A study of young women found that pregnancy after a diagnosis of estrogen receptor-positive breast cancer does not appear to increase the risk of cancer recurrence. These results were presented at the eighth European Breast Cancer Conference.
Breast cancer is the most common type of cancer among women of childbearing age. For women who develop breast cancer before completing their families, many questions arise about fertility preservation and the safety of a subsequent pregnancy.
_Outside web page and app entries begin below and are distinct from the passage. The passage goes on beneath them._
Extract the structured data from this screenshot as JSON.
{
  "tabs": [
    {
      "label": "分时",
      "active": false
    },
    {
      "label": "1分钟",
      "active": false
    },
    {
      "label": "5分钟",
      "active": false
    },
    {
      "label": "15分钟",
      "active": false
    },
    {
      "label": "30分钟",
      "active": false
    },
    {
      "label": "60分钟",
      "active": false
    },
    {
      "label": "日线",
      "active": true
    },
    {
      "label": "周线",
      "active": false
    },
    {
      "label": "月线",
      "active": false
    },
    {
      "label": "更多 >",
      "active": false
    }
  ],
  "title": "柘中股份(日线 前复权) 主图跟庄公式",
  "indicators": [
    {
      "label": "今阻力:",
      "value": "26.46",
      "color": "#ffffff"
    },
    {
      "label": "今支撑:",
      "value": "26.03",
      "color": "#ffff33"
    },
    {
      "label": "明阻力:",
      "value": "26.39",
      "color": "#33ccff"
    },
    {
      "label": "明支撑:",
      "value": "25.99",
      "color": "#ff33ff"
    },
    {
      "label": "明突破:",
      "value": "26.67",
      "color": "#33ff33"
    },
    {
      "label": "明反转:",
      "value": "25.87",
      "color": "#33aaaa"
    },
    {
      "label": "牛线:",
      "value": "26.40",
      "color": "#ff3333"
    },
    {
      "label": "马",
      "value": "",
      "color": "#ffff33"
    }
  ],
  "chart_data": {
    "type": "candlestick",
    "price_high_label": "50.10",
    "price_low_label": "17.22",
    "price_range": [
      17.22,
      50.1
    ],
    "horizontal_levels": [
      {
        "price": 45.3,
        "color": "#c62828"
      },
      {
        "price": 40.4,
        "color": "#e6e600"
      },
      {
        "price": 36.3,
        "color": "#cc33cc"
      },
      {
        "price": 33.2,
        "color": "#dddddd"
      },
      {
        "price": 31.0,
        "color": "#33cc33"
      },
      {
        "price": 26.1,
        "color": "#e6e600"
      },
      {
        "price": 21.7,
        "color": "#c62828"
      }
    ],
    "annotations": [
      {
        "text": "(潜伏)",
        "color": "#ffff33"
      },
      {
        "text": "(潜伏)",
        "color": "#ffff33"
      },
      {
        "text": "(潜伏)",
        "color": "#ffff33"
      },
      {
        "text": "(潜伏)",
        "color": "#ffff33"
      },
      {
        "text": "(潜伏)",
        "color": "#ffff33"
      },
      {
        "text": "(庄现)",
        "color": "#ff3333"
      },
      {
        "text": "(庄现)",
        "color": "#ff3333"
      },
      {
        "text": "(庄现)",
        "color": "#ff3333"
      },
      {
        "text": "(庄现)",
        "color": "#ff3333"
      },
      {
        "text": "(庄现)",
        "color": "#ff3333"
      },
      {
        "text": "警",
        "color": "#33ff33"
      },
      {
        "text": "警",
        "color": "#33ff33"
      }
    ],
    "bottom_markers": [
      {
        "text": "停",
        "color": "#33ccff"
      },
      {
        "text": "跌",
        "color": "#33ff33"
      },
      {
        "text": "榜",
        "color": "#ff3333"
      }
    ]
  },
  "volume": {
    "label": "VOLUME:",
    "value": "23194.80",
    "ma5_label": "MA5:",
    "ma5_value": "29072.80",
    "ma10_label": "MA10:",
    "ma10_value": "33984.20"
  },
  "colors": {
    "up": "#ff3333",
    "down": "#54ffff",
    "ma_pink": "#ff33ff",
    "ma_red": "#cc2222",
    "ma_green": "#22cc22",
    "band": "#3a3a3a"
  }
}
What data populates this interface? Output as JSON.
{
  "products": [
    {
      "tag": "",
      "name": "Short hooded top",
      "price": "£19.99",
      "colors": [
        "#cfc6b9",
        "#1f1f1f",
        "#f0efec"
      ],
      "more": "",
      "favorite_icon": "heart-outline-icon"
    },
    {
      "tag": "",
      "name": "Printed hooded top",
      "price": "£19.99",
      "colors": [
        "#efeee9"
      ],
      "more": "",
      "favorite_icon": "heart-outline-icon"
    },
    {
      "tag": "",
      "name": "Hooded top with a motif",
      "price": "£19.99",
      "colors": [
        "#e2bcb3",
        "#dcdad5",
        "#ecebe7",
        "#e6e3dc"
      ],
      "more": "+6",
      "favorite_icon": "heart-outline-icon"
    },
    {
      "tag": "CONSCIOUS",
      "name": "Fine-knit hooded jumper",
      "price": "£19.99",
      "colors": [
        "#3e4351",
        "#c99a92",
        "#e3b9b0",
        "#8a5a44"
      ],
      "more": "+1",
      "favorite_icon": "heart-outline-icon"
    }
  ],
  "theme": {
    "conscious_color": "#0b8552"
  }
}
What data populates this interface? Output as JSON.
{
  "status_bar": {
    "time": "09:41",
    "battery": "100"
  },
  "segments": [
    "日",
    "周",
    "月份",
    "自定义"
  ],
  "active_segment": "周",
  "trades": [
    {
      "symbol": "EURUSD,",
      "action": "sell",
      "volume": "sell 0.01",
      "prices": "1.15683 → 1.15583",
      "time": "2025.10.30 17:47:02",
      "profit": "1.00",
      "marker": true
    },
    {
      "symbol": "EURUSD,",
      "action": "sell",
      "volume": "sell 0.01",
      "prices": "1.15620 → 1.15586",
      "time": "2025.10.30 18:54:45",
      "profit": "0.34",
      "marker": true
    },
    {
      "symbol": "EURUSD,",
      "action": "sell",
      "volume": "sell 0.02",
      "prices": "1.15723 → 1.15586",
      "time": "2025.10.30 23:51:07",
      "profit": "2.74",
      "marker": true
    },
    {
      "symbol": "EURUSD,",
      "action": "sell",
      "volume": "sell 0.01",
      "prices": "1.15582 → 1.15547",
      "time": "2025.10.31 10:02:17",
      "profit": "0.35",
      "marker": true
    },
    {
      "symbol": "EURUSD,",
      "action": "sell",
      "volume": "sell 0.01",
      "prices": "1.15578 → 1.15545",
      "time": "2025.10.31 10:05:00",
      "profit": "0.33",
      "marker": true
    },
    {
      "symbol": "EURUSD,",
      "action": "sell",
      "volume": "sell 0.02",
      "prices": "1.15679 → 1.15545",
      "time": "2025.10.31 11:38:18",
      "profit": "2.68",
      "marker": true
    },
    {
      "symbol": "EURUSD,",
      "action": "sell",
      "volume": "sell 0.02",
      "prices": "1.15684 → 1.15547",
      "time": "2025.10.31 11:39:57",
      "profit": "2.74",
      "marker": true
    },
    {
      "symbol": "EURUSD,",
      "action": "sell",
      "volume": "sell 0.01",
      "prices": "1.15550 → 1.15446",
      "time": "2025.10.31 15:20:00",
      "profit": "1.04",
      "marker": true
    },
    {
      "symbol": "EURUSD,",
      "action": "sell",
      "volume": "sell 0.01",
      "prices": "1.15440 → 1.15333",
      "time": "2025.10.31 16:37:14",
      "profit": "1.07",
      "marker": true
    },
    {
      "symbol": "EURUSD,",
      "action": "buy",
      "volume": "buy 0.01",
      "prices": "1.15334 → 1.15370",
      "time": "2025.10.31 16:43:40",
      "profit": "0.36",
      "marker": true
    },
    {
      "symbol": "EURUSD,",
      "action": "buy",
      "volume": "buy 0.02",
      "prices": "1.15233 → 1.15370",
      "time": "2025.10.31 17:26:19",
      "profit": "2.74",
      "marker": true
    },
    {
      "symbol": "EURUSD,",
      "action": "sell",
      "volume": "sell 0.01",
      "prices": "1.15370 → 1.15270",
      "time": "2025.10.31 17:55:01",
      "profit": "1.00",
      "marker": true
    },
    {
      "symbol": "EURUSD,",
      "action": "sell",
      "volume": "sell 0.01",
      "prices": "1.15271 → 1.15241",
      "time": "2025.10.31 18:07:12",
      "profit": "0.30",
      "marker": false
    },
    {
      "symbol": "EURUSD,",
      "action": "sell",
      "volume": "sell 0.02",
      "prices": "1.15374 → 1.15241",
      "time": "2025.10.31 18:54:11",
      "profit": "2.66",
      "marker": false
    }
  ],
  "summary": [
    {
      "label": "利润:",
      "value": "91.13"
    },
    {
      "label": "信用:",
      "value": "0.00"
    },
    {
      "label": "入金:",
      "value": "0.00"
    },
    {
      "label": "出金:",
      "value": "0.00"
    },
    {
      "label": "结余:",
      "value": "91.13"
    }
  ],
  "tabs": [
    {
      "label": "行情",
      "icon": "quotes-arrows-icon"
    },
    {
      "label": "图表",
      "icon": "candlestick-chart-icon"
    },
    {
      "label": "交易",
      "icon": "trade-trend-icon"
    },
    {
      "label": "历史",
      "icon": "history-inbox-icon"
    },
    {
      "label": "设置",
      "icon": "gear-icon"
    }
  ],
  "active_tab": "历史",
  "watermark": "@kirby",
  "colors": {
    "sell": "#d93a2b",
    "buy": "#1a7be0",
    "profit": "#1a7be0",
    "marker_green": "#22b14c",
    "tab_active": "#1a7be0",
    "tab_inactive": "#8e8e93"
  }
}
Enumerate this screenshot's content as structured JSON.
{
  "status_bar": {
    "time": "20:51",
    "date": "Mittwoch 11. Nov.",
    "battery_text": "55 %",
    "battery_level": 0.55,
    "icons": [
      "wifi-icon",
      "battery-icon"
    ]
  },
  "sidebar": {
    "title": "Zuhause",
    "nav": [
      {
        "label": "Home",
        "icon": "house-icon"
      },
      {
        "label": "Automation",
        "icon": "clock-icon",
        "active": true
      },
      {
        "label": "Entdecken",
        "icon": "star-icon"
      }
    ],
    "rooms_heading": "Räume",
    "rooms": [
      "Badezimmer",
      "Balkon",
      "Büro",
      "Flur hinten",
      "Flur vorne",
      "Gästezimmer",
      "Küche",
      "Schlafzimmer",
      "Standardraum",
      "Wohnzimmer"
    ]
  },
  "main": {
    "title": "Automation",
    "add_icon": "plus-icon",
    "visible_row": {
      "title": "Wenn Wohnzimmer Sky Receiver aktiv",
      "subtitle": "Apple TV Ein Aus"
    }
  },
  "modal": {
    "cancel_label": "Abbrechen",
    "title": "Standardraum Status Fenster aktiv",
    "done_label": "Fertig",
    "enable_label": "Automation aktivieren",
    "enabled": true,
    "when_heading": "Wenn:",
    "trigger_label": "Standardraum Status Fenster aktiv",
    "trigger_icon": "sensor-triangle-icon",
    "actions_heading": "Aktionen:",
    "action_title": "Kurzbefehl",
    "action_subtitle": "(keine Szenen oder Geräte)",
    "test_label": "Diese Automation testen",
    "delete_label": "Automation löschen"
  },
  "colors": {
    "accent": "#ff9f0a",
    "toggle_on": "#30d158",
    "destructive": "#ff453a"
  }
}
In the case of estrogen receptor-positive breast cancer, there has been some uncertainty about whether the hormonal changes of pregnancy could increase the risk of cancer recurrence.
To explore whether pregnancy affects risk of breast cancer recurrence, researchers from several countries conducted a study among 333 women who had become pregnant after a diagnosis of breast cancer, and 874 similar women who did not become pregnant.
The women aged in range from 21 to 48 (average age was 34).
Although this study does not provide definitive proof of the safety of pregnancy after breast cancer, these results should be reassuring to women who wish to become pregnant after a breast cancer diagnosis.
Because some types of cancer treatment can affect a woman’s fertility, women who are interested in becoming pregnant should discuss the issue of fertility preservation with their physician before cancer treatment begins.
Reference: Azim Jr H, Kroman N, Ameye L et al. Pregnancy following estrogen receptor-positive breast cancer is safe – results from a large multi-center case-control study. Paper presented at: eighth European Breast Cancer Conference (EBCC8); March 21-24, 2012; Vienna, Austria. Abstract 21.
Posted March 30, 2012